TRY IT: Take each line of the records below that contains the string "true" and copy it.

[Dataset rows for apps and sites]
━━━━━━━━━━━━━━━━━━━━

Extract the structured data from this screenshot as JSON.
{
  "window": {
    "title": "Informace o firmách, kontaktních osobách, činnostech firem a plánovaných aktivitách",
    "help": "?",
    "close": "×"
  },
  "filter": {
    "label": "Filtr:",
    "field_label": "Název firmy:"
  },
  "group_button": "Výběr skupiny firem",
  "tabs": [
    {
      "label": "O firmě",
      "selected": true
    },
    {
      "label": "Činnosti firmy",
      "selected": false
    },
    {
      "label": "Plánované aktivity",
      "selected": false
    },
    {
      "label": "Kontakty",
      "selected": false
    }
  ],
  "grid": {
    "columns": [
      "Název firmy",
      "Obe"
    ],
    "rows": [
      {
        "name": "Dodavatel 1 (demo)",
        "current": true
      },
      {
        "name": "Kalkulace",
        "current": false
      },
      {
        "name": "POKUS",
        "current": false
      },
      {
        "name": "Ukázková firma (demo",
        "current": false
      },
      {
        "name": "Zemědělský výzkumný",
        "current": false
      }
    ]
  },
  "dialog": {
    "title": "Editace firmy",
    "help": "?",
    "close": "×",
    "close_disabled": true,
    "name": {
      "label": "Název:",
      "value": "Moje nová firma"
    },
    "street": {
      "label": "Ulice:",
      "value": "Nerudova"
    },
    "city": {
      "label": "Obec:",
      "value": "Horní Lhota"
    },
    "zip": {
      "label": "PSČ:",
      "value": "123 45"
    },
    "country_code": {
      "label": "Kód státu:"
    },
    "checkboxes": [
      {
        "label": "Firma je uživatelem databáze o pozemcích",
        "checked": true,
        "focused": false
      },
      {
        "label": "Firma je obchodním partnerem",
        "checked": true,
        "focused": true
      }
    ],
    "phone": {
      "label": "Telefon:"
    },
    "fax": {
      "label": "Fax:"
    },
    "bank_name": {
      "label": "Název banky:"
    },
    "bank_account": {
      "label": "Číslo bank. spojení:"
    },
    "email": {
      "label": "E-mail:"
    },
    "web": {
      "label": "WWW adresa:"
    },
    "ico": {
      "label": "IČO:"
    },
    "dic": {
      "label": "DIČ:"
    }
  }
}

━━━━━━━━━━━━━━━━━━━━

EXERCISE RESPONSE:
      "selected": true
        "current": true
    "close_disabled": true,
        "checked": true,
        "checked": true,
        "focused": true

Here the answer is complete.